Keeping a basketball player in good range of motion can only help to keep the body aligned and flexible to optimize performance.
Written by Ariel Scheintaub. Ariel is a Stretch Therapist in our Tribeca studio.
by LYMBR | Mar 17, 2019 | Featured
Yoga is a wonderful discipline where the mind and body interact together to take the practitioner to different levels of self-awareness. One aspect not well understood is that Yoga is not only about stretching but also about strengthening, conditioning, proper breathing and balance. The demands of a 60 to 90-minute yoga class can leave the practitioner feeling sore, tight and tired.
How can LYMBR help to improve your yoga practice?
I’ve been practicing yoga for almost ten years and have been an instructor for half that time. Even though I’ve always been very flexible, there were always postures that were more challenging to me after years of practice. The work we do at LYMBR has helped me to understand better where my restrictions are and how to address them properly. Not only do I have a better understanding of how the postures work in my body, but also how to properly stretch those restricted areas and how to strengthen unstable areas so my body is more balanced. It is very important to understand that for every tight muscle in your body there’s another muscle somewhere else (antagonist muscle) that is not working properly.

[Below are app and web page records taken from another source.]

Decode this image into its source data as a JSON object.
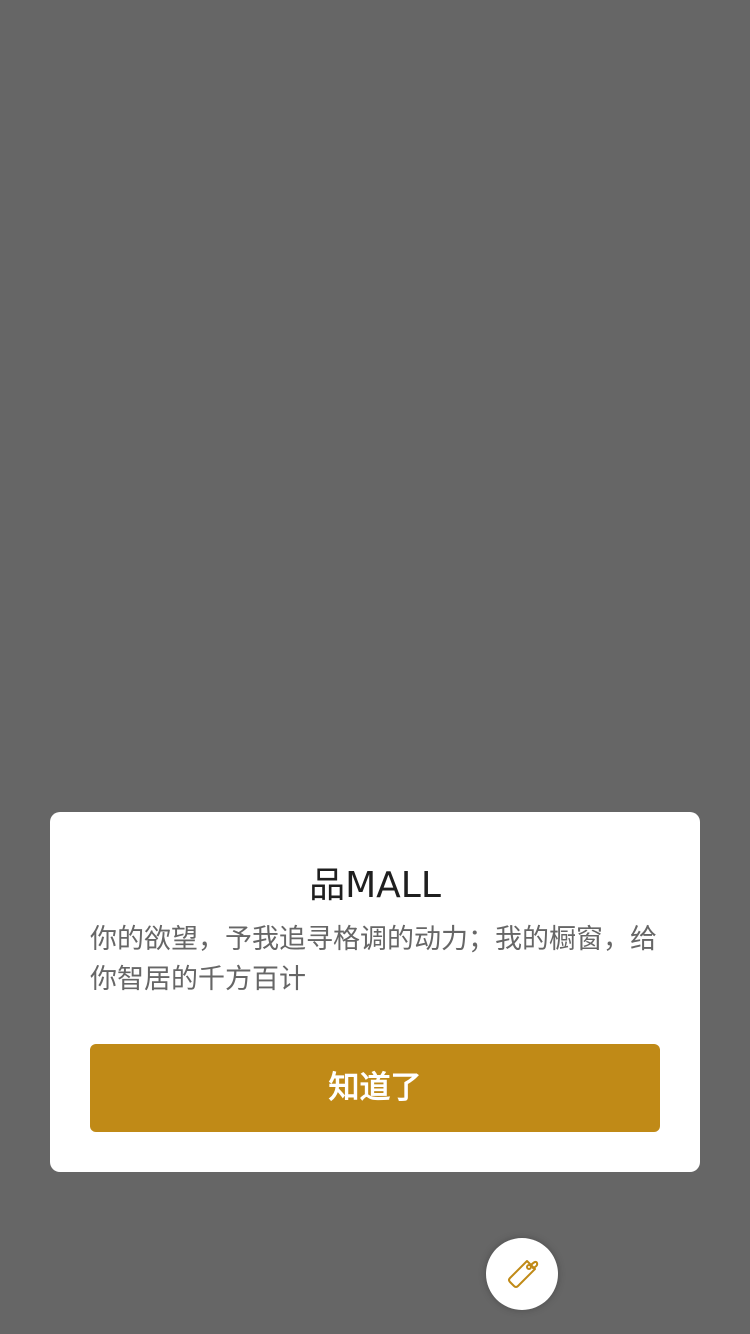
{
  "dialog": {
    "title": "品MALL",
    "description": "你的欲望，予我追寻格调的动力；我的橱窗，给你智居的千方百计",
    "confirm_label": "知道了"
  },
  "floating_button": {
    "icon": "price-tag-icon"
  },
  "colors": {
    "overlay": "#666666",
    "accent": "#c08a17",
    "dialog_background": "#ffffff"
  }
}
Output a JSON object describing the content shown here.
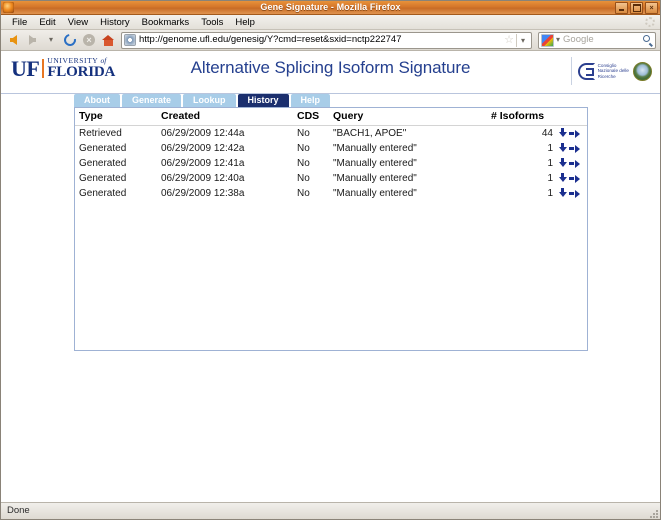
{
  "window": {
    "title": "Gene Signature - Mozilla Firefox",
    "minimize_label": "",
    "maximize_label": "",
    "close_label": "×"
  },
  "menubar": {
    "items": [
      {
        "label": "File",
        "accel": "F"
      },
      {
        "label": "Edit",
        "accel": "E"
      },
      {
        "label": "View",
        "accel": "V"
      },
      {
        "label": "History",
        "accel": "s"
      },
      {
        "label": "Bookmarks",
        "accel": "B"
      },
      {
        "label": "Tools",
        "accel": "T"
      },
      {
        "label": "Help",
        "accel": "H"
      }
    ]
  },
  "toolbar": {
    "back_title": "Back",
    "forward_title": "Forward",
    "dropdown_title": "Recent pages",
    "reload_title": "Reload",
    "stop_title": "Stop",
    "stop_glyph": "×",
    "home_title": "Home",
    "url": "http://genome.ufl.edu/genesig/Y?cmd=reset&sxid=nctp222747",
    "bookmark_star": "☆",
    "url_dropdown": "⌄",
    "search_dropdown": "⌄",
    "search_placeholder": "Google",
    "search_value": ""
  },
  "page": {
    "title": "Alternative Splicing Isoform Signature",
    "uf_logo": {
      "mark": "UF",
      "line1_a": "UNIVERSITY ",
      "line1_b": "of",
      "line2": "FLORIDA"
    },
    "cnr_logo": {
      "line1": "Consiglio",
      "line2": "Nazionale delle",
      "line3": "Ricerche"
    },
    "tabs": [
      {
        "label": "About",
        "active": false
      },
      {
        "label": "Generate",
        "active": false
      },
      {
        "label": "Lookup",
        "active": false
      },
      {
        "label": "History",
        "active": true
      },
      {
        "label": "Help",
        "active": false
      }
    ],
    "table": {
      "headers": [
        "Type",
        "Created",
        "CDS",
        "Query",
        "# Isoforms",
        ""
      ],
      "rows": [
        {
          "type": "Retrieved",
          "created": "06/29/2009 12:44a",
          "cds": "No",
          "query": "\"BACH1, APOE\"",
          "isoforms": "44",
          "download_icon": "arrow-down-icon",
          "open_icon": "arrow-right-icon"
        },
        {
          "type": "Generated",
          "created": "06/29/2009 12:42a",
          "cds": "No",
          "query": "\"Manually entered\"",
          "isoforms": "1",
          "download_icon": "arrow-down-icon",
          "open_icon": "arrow-right-icon"
        },
        {
          "type": "Generated",
          "created": "06/29/2009 12:41a",
          "cds": "No",
          "query": "\"Manually entered\"",
          "isoforms": "1",
          "download_icon": "arrow-down-icon",
          "open_icon": "arrow-right-icon"
        },
        {
          "type": "Generated",
          "created": "06/29/2009 12:40a",
          "cds": "No",
          "query": "\"Manually entered\"",
          "isoforms": "1",
          "download_icon": "arrow-down-icon",
          "open_icon": "arrow-right-icon"
        },
        {
          "type": "Generated",
          "created": "06/29/2009 12:38a",
          "cds": "No",
          "query": "\"Manually entered\"",
          "isoforms": "1",
          "download_icon": "arrow-down-icon",
          "open_icon": "arrow-right-icon"
        }
      ]
    }
  },
  "statusbar": {
    "text": "Done"
  },
  "colors": {
    "titlebar_orange": "#d4762a",
    "uf_navy": "#15317e",
    "uf_orange": "#e87722",
    "tab_inactive": "#a8cde8",
    "tab_active": "#1b2f6e",
    "page_title": "#25408f",
    "arrow_blue": "#1b2f8f",
    "panel_border": "#9fb2d4"
  }
}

Isolation is key when it comes to LYMBR stretches. When a yoga pose is done, there are multiple muscles being stretched. Let’s take a forward bend for example: calves, back of the thighs, hips, and lower back are under elongation forces, so it can be very difficult to decipher where the restrictions are happening along the connective chains.

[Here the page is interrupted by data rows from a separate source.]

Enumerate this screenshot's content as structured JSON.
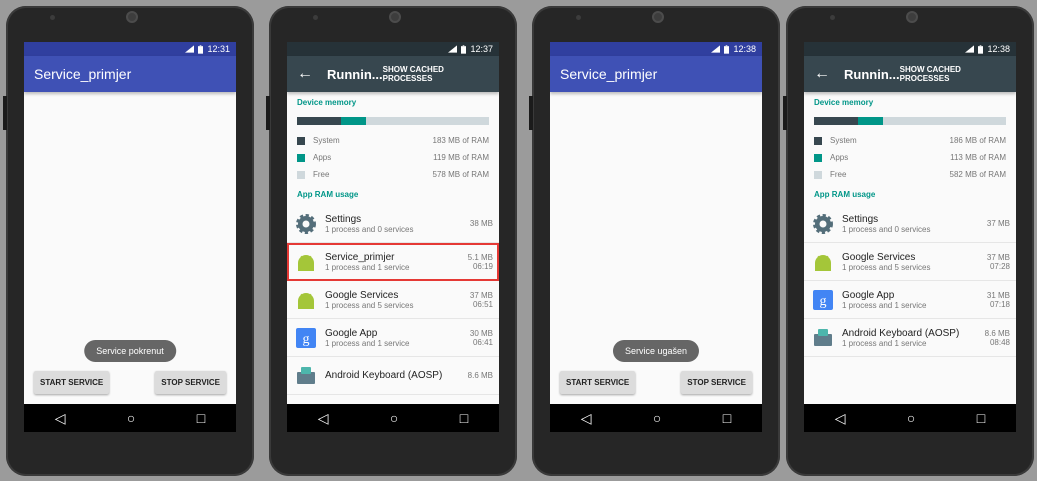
{
  "status_icons": {
    "signal": "signal-icon",
    "battery": "battery-icon"
  },
  "colors": {
    "primary": "#3f51b5",
    "primary_dark": "#303f9f",
    "settings_bar": "#37474f",
    "accent": "#009688",
    "highlight": "#e53935"
  },
  "nav": {
    "back": "◁",
    "home": "○",
    "recents": "□"
  },
  "phones": [
    {
      "time": "12:31",
      "title": "Service_primjer",
      "toast": "Service pokrenut",
      "start_label": "START SERVICE",
      "stop_label": "STOP SERVICE"
    },
    {
      "time": "12:37",
      "title": "Runnin...",
      "action": "SHOW CACHED PROCESSES",
      "device_memory": "Device memory",
      "memory": {
        "system_fraction": 0.23,
        "apps_fraction": 0.13,
        "rows": [
          {
            "label": "System",
            "value": "183 MB of RAM"
          },
          {
            "label": "Apps",
            "value": "119 MB of RAM"
          },
          {
            "label": "Free",
            "value": "578 MB of RAM"
          }
        ]
      },
      "app_ram_usage": "App RAM usage",
      "apps": [
        {
          "name": "Settings",
          "sub": "1 process and 0 services",
          "size": "38 MB",
          "time": "",
          "icon": "gear-icon"
        },
        {
          "name": "Service_primjer",
          "sub": "1 process and 1 service",
          "size": "5.1 MB",
          "time": "06:19",
          "icon": "android-icon"
        },
        {
          "name": "Google Services",
          "sub": "1 process and 5 services",
          "size": "37 MB",
          "time": "06:51",
          "icon": "android-icon"
        },
        {
          "name": "Google App",
          "sub": "1 process and 1 service",
          "size": "30 MB",
          "time": "06:41",
          "icon": "google-icon"
        },
        {
          "name": "Android Keyboard (AOSP)",
          "sub": "",
          "size": "8.6 MB",
          "time": "",
          "icon": "keyboard-icon"
        }
      ]
    },
    {
      "time": "12:38",
      "title": "Service_primjer",
      "toast": "Service ugašen",
      "start_label": "START SERVICE",
      "stop_label": "STOP SERVICE"
    },
    {
      "time": "12:38",
      "title": "Runnin...",
      "action": "SHOW CACHED PROCESSES",
      "device_memory": "Device memory",
      "memory": {
        "system_fraction": 0.23,
        "apps_fraction": 0.13,
        "rows": [
          {
            "label": "System",
            "value": "186 MB of RAM"
          },
          {
            "label": "Apps",
            "value": "113 MB of RAM"
          },
          {
            "label": "Free",
            "value": "582 MB of RAM"
          }
        ]
      },
      "app_ram_usage": "App RAM usage",
      "apps": [
        {
          "name": "Settings",
          "sub": "1 process and 0 services",
          "size": "37 MB",
          "time": "",
          "icon": "gear-icon"
        },
        {
          "name": "Google Services",
          "sub": "1 process and 5 services",
          "size": "37 MB",
          "time": "07:28",
          "icon": "android-icon"
        },
        {
          "name": "Google App",
          "sub": "1 process and 1 service",
          "size": "31 MB",
          "time": "07:18",
          "icon": "google-icon"
        },
        {
          "name": "Android Keyboard (AOSP)",
          "sub": "1 process and 1 service",
          "size": "8.6 MB",
          "time": "08:48",
          "icon": "keyboard-icon"
        }
      ]
    }
  ]
}
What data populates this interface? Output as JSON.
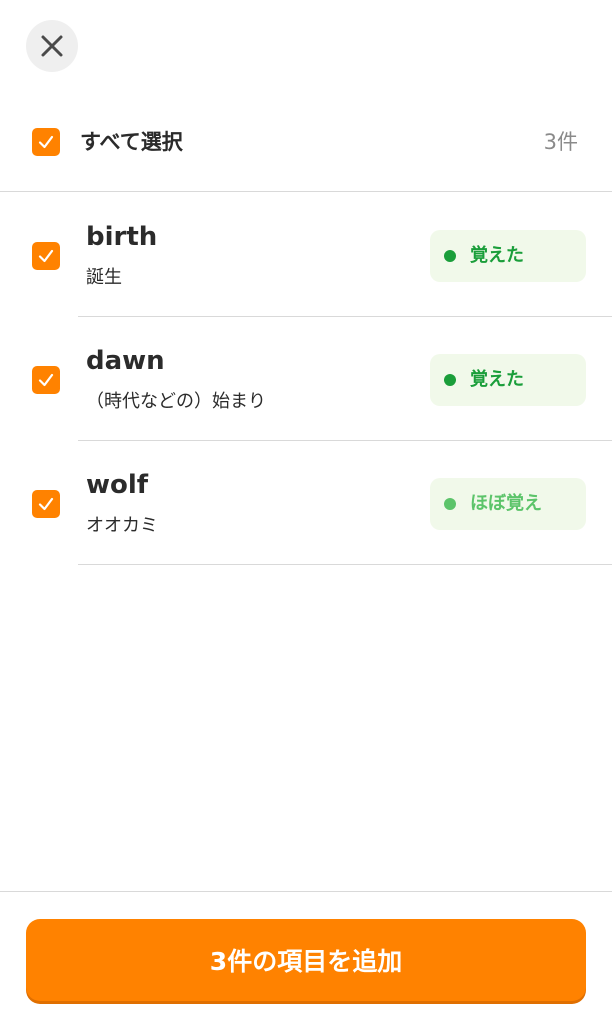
{
  "header": {
    "close_icon": "close-icon"
  },
  "select_all": {
    "label": "すべて選択",
    "count": "3件",
    "checked": true
  },
  "words": [
    {
      "term": "birth",
      "meaning": "誕生",
      "status": "覚えた",
      "status_color": "#1a9e3a",
      "dot_color": "#1a9e3a",
      "checked": true
    },
    {
      "term": "dawn",
      "meaning": "（時代などの）始まり",
      "status": "覚えた",
      "status_color": "#1a9e3a",
      "dot_color": "#1a9e3a",
      "checked": true
    },
    {
      "term": "wolf",
      "meaning": "オオカミ",
      "status": "ほぼ覚え",
      "status_color": "#5cc46a",
      "dot_color": "#5cc46a",
      "checked": true
    }
  ],
  "footer": {
    "add_button_label": "3件の項目を追加"
  },
  "colors": {
    "accent": "#ff8200",
    "badge_bg": "#f1f9ea"
  }
}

It is very common for yoga practitioners to be unable to fully extend the knees when doing a forward bend. Usually this is blamed on the distal hamstrings, but the calves are also responsible for lack of full range of motion in the knee. Another very common issue when dealing with forward bends is back discomfort, which is usually related to proximal hamstring tightness.
The more complex the muscle, the more stretches we must perform.
The stretches we do at LYMBR are very targeted and very specific. The more complex the muscle, the more stretches we must perform in that muscle to make sure we cover all the different aspects of those tissues: origin, insertion and diverse fiber orientations.
Let’s take the hamstrings for example: this group consists of three muscles (semitendinosus, semimembranosus and biceps femoris); with the work we do in our studios we target each one of them individually. By isolating the muscles in that way, we undo the restrictions from the areas that otherwise are inaccessible through regular stretches. The hamstrings are not only responsible for hip extension and knee flexion, but key in knee rotation, thus the health of all three hamstring muscles are key for proper knee stability when performing a warrior pose and hip mobility when doing a downward dog.
Whether you want to get your body ready to start practicing yoga, or you are a seasoned practitioner who wants to take the practice to the next level, targeted personalized stretching will help you reach your goals.
Written by Adrian Garcia. Adrian is a Manager and Stretch Therapist in our Newton Studio, as well as one of our Therapist Trainers and a Yoga Instructor.